» What is being asked
From the records below, please return each line that holds the word "JSON".

» Given data
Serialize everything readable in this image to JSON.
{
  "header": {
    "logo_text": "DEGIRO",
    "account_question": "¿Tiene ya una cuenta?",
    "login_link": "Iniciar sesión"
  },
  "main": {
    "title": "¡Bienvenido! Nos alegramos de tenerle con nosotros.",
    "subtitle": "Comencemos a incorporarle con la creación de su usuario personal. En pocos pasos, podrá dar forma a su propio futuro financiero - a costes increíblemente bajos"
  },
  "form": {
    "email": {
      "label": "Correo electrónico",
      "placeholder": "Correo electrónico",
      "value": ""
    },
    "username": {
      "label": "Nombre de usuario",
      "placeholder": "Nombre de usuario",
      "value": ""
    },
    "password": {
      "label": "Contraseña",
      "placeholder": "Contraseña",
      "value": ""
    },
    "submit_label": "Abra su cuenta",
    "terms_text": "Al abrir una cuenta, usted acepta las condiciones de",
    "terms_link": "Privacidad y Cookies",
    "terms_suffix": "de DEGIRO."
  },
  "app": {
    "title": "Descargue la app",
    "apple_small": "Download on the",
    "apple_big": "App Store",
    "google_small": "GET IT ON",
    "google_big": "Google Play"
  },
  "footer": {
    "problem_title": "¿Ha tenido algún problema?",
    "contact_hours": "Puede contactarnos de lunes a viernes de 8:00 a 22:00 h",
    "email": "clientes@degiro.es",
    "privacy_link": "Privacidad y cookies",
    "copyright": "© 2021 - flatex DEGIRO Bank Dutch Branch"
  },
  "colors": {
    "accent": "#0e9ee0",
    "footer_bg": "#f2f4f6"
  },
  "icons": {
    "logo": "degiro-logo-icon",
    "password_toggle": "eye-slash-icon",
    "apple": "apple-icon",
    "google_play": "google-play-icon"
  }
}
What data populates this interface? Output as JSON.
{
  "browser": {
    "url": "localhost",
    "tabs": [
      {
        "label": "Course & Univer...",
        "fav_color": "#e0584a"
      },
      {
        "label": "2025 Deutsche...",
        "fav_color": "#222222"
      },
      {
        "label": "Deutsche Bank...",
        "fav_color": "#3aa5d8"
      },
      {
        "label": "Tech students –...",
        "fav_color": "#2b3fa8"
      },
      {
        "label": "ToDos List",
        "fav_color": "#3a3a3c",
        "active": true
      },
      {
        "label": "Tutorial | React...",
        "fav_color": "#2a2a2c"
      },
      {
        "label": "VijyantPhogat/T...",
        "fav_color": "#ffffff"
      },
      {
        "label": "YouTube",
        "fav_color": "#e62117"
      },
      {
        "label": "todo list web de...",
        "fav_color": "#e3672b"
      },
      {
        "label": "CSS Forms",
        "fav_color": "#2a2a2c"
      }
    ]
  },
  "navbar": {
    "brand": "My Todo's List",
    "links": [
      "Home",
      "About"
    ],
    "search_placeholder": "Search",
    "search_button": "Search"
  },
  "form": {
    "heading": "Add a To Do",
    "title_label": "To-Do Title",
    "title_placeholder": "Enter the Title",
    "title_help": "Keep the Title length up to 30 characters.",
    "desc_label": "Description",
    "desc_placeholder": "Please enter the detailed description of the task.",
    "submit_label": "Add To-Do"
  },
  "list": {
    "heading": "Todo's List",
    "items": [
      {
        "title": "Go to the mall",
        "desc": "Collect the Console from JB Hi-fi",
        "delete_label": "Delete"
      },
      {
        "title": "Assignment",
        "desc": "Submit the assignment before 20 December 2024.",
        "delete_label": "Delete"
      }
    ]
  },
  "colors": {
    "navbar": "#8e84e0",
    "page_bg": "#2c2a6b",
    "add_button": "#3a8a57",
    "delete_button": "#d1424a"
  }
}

» Response
Serialize everything readable in this image to JSON.
What data populates this interface? Output as JSON.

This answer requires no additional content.